*** Begin section ***
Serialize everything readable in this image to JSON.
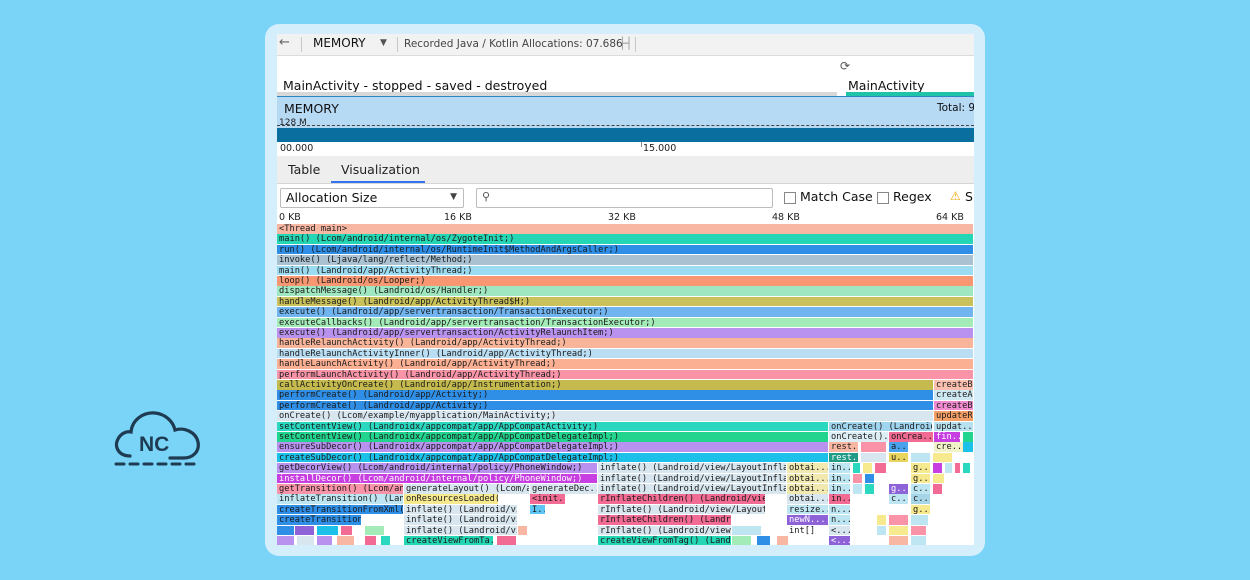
{
  "colors": {
    "background": "#79d4f7",
    "card": "#d4eefb",
    "memory_fill": "#0a6f9e",
    "lifecycle_active": "#1fc4a8",
    "tab_underline": "#3574f0"
  },
  "logo": {
    "text": "NC"
  },
  "toolbar": {
    "back_icon": "arrow-left-icon",
    "profiler_select": "MEMORY",
    "recording_title": "Recorded Java / Kotlin Allocations: 07.686",
    "fit_icon": "fit-width-icon"
  },
  "lifecycle": {
    "activity_left": "MainActivity - stopped - saved - destroyed",
    "activity_right": "MainActivity",
    "rotate_icon": "rotate-device-icon"
  },
  "memory_chart": {
    "label": "MEMORY",
    "total": "Total: 9",
    "marker": "128 M"
  },
  "timeline": {
    "ticks": [
      "00.000",
      "15.000"
    ]
  },
  "tabs": {
    "table": "Table",
    "visualization": "Visualization",
    "active": "Visualization"
  },
  "options": {
    "size_select": "Allocation Size",
    "search_placeholder": "",
    "match_case": "Match Case",
    "regex": "Regex",
    "warn_text": "S"
  },
  "alloc_axis": {
    "ticks": [
      "0 KB",
      "16 KB",
      "32 KB",
      "48 KB",
      "64 KB"
    ]
  },
  "flame": {
    "rows": [
      [
        "<Thread main>",
        "main() (Lcom/android/internal/os/ZygoteInit;)",
        "run() (Lcom/android/internal/os/RuntimeInit$MethodAndArgsCaller;)",
        "invoke() (Ljava/lang/reflect/Method;)",
        "main() (Landroid/app/ActivityThread;)",
        "loop() (Landroid/os/Looper;)",
        "dispatchMessage() (Landroid/os/Handler;)",
        "handleMessage() (Landroid/app/ActivityThread$H;)",
        "execute() (Landroid/app/servertransaction/TransactionExecutor;)",
        "executeCallbacks() (Landroid/app/servertransaction/TransactionExecutor;)",
        "execute() (Landroid/app/servertransaction/ActivityRelaunchItem;)",
        "handleRelaunchActivity() (Landroid/app/ActivityThread;)",
        "handleRelaunchActivityInner() (Landroid/app/ActivityThread;)",
        "handleLaunchActivity() (Landroid/app/ActivityThread;)",
        "performLaunchActivity() (Landroid/app/ActivityThread;)"
      ],
      [
        "callActivityOnCreate() (Landroid/app/Instrumentation;)",
        "createBa",
        "performCreate() (Landroid/app/Activity;)",
        "createAct",
        "performCreate() (Landroid/app/Activity;)",
        "createBa",
        "onCreate() (Lcom/example/myapplication/MainActivity;)",
        "updateRe"
      ],
      [
        "setContentView() (Landroidx/appcompat/app/AppCompatActivity;)",
        "onCreate() (Landroid...",
        "updat...",
        "setContentView() (Landroidx/appcompat/app/AppCompatDelegateImpl;)",
        "onCreate()...",
        "onCrea...",
        "fin...",
        "ensureSubDecor() (Landroidx/appcompat/app/AppCompatDelegateImpl;)",
        "rest...",
        "a...",
        "cre...",
        "createSubDecor() (Landroidx/appcompat/app/AppCompatDelegateImpl;)",
        "rest...",
        "u..."
      ],
      [
        "getDecorView() (Lcom/android/internal/policy/PhoneWindow;)",
        "inflate() (Landroid/view/LayoutInflater;)",
        "obtai...",
        "in...",
        "g...",
        "installDecor() (Lcom/android/internal/policy/PhoneWindow;)",
        "inflate() (Landroid/view/LayoutInflater;)",
        "obtai...",
        "in...",
        "g...",
        "getTransition() (Lcom/andr...",
        "generateLayout() (Lcom/a...",
        "generateDec...",
        "inflate() (Landroid/view/LayoutInflater;)",
        "obtai...",
        "in...",
        "g...",
        "c...",
        "inflateTransition() (Landroi...",
        "onResourcesLoaded() (L...",
        "<init...",
        "rInflateChildren() (Landroid/view/Layo...",
        "obtai...",
        "in...",
        "c...",
        "c..."
      ],
      [
        "createTransitionFromXml() (L...",
        "inflate() (Landroid/view/...",
        "I...",
        "rInflate() (Landroid/view/LayoutInflate...",
        "resize...",
        "n...",
        "g...",
        "createTransitionF...",
        "inflate() (Landroid/view/...",
        "rInflateChildren() (Landroid/v...",
        "newN...",
        "n...",
        "inflate() (Landroid/view/...",
        "rInflate() (Landroid/view/Layo...",
        "int[]",
        "<...",
        "createViewFromTa...",
        "createViewFromTag() (Landr...",
        "<..."
      ]
    ]
  }
}
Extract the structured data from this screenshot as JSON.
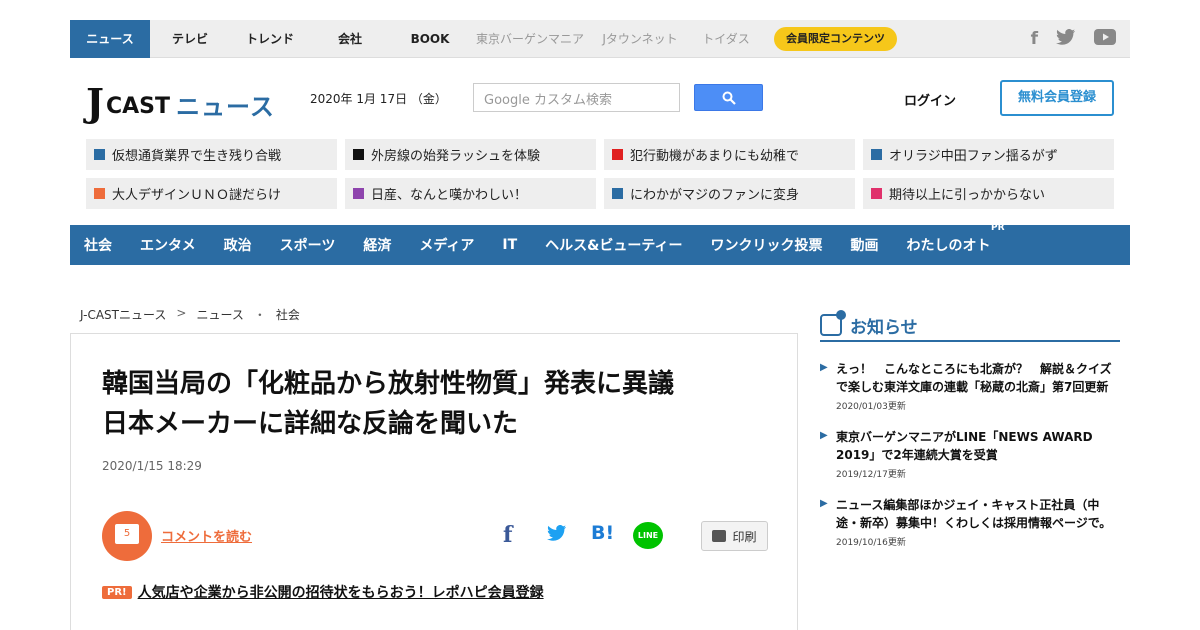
{
  "topnav": {
    "items": [
      {
        "label": "ニュース",
        "active": true
      },
      {
        "label": "テレビ"
      },
      {
        "label": "トレンド"
      },
      {
        "label": "会社"
      },
      {
        "label": "BOOK"
      },
      {
        "label": "東京バーゲンマニア",
        "muted": true
      },
      {
        "label": "Jタウンネット",
        "muted": true
      },
      {
        "label": "トイダス",
        "muted": true
      }
    ],
    "member_label": "会員限定コンテンツ",
    "social": {
      "facebook": "f",
      "twitter": "twitter-icon",
      "youtube": "youtube-icon"
    }
  },
  "header": {
    "logo_j": "J",
    "logo_cast": "CAST",
    "logo_news": "ニュース",
    "date": "2020年 1月 17日 （金）",
    "search_placeholder": "Google カスタム検索",
    "login": "ログイン",
    "register": "無料会員登録"
  },
  "tiles": [
    {
      "label": "仮想通貨業界で生き残り合戦",
      "color": "#2b6ca3"
    },
    {
      "label": "外房線の始発ラッシュを体験",
      "color": "#111111"
    },
    {
      "label": "犯行動機があまりにも幼稚で",
      "color": "#e02020"
    },
    {
      "label": "オリラジ中田ファン揺るがず",
      "color": "#2b6ca3"
    },
    {
      "label": "大人デザインＵＮＯ謎だらけ",
      "color": "#ee6c3b"
    },
    {
      "label": "日産、なんと嘆かわしい！",
      "color": "#8e44ad"
    },
    {
      "label": "にわかがマジのファンに変身",
      "color": "#2b6ca3"
    },
    {
      "label": "期待以上に引っかからない",
      "color": "#e0306b"
    }
  ],
  "catnav": {
    "items": [
      "社会",
      "エンタメ",
      "政治",
      "スポーツ",
      "経済",
      "メディア",
      "IT",
      "ヘルス&ビューティー",
      "ワンクリック投票",
      "動画",
      "わたしのオト"
    ],
    "pr_label": "PR"
  },
  "breadcrumb": {
    "home": "J-CASTニュース",
    "sep1": ">",
    "section": "ニュース",
    "sep2": "・",
    "category": "社会"
  },
  "article": {
    "title_line1": "韓国当局の「化粧品から放射性物質」発表に異議",
    "title_line2": "日本メーカーに詳細な反論を聞いた",
    "date": "2020/1/15 18:29",
    "comment_count": "5",
    "comment_link": "コメントを読む",
    "share": {
      "facebook": "f",
      "twitter": "twitter-icon",
      "hatena": "B!",
      "line": "LINE"
    },
    "print_label": "印刷",
    "pr_badge": "PR!",
    "pr_text": "人気店や企業から非公開の招待状をもらおう！レポハピ会員登録"
  },
  "sidebar": {
    "heading": "お知らせ",
    "notices": [
      {
        "text": "えっ！　こんなところにも北斎が？　解説＆クイズで楽しむ東洋文庫の連載「秘蔵の北斎」第7回更新",
        "updated": "2020/01/03更新"
      },
      {
        "text": "東京バーゲンマニアがLINE「NEWS AWARD 2019」で2年連続大賞を受賞",
        "updated": "2019/12/17更新"
      },
      {
        "text": "ニュース編集部ほかジェイ・キャスト正社員（中途・新卒）募集中！くわしくは採用情報ページで。",
        "updated": "2019/10/16更新"
      }
    ]
  },
  "colors": {
    "brand_blue": "#2b6ca3",
    "accent_orange": "#ee6c3b",
    "member_yellow": "#f6c71a"
  }
}
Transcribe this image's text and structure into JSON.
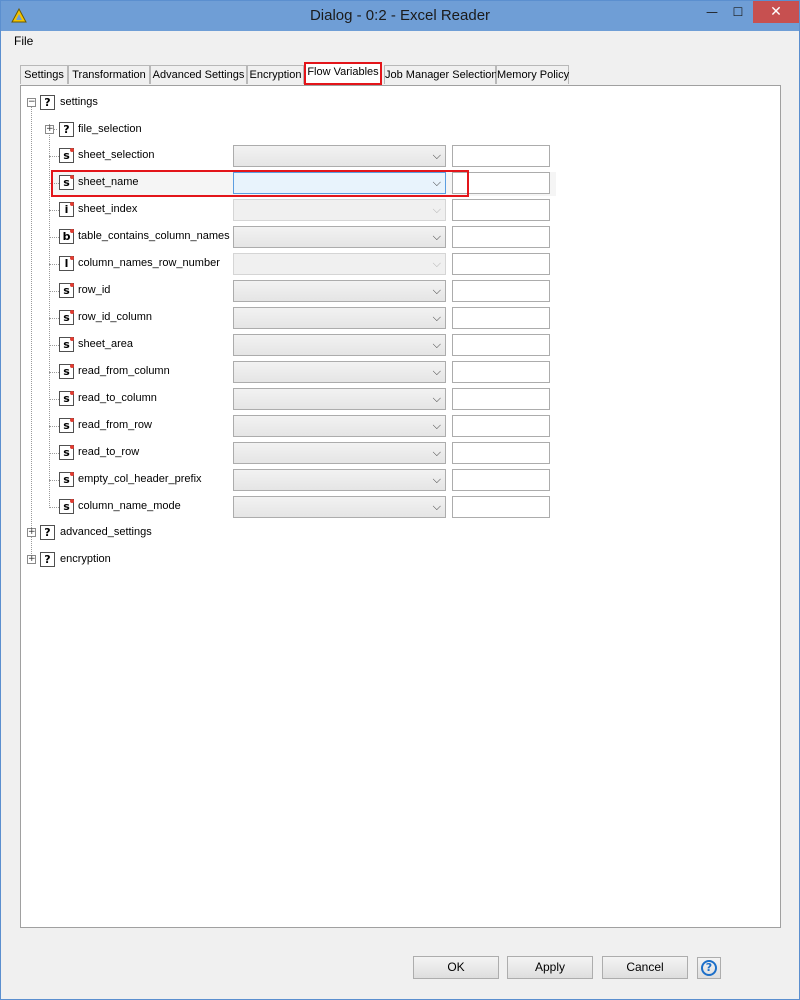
{
  "window": {
    "title": "Dialog - 0:2 - Excel Reader",
    "minimize_glyph": "—",
    "maximize_glyph": "☐",
    "close_glyph": "✕"
  },
  "menubar": {
    "file": "File"
  },
  "tabs": [
    {
      "label": "Settings"
    },
    {
      "label": "Transformation"
    },
    {
      "label": "Advanced Settings"
    },
    {
      "label": "Encryption"
    },
    {
      "label": "Flow Variables",
      "active": true
    },
    {
      "label": "Job Manager Selection"
    },
    {
      "label": "Memory Policy"
    }
  ],
  "tree": {
    "root_label": "settings",
    "file_selection": "file_selection",
    "rows": [
      {
        "type": "s",
        "label": "sheet_selection",
        "enabled": true
      },
      {
        "type": "s",
        "label": "sheet_name",
        "enabled": true,
        "focused": true
      },
      {
        "type": "i",
        "label": "sheet_index",
        "enabled": false
      },
      {
        "type": "b",
        "label": "table_contains_column_names",
        "enabled": true
      },
      {
        "type": "l",
        "label": "column_names_row_number",
        "enabled": false
      },
      {
        "type": "s",
        "label": "row_id",
        "enabled": true
      },
      {
        "type": "s",
        "label": "row_id_column",
        "enabled": true
      },
      {
        "type": "s",
        "label": "sheet_area",
        "enabled": true
      },
      {
        "type": "s",
        "label": "read_from_column",
        "enabled": true
      },
      {
        "type": "s",
        "label": "read_to_column",
        "enabled": true
      },
      {
        "type": "s",
        "label": "read_from_row",
        "enabled": true
      },
      {
        "type": "s",
        "label": "read_to_row",
        "enabled": true
      },
      {
        "type": "s",
        "label": "empty_col_header_prefix",
        "enabled": true
      },
      {
        "type": "s",
        "label": "column_name_mode",
        "enabled": true
      }
    ],
    "advanced_settings": "advanced_settings",
    "encryption": "encryption",
    "unknown_glyph": "?"
  },
  "buttons": {
    "ok": "OK",
    "apply": "Apply",
    "cancel": "Cancel",
    "help_glyph": "?"
  },
  "colors": {
    "highlight": "#e3151a",
    "titlebar": "#6f9ed6",
    "close": "#c75050"
  }
}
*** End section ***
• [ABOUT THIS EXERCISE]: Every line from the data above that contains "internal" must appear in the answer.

• [ANSWER SPACE]:
        "main() (Lcom/android/internal/os/ZygoteInit;)",
        "run() (Lcom/android/internal/os/RuntimeInit$MethodAndArgsCaller;)",
        "getDecorView() (Lcom/android/internal/policy/PhoneWindow;)",
        "installDecor() (Lcom/android/internal/policy/PhoneWindow;)",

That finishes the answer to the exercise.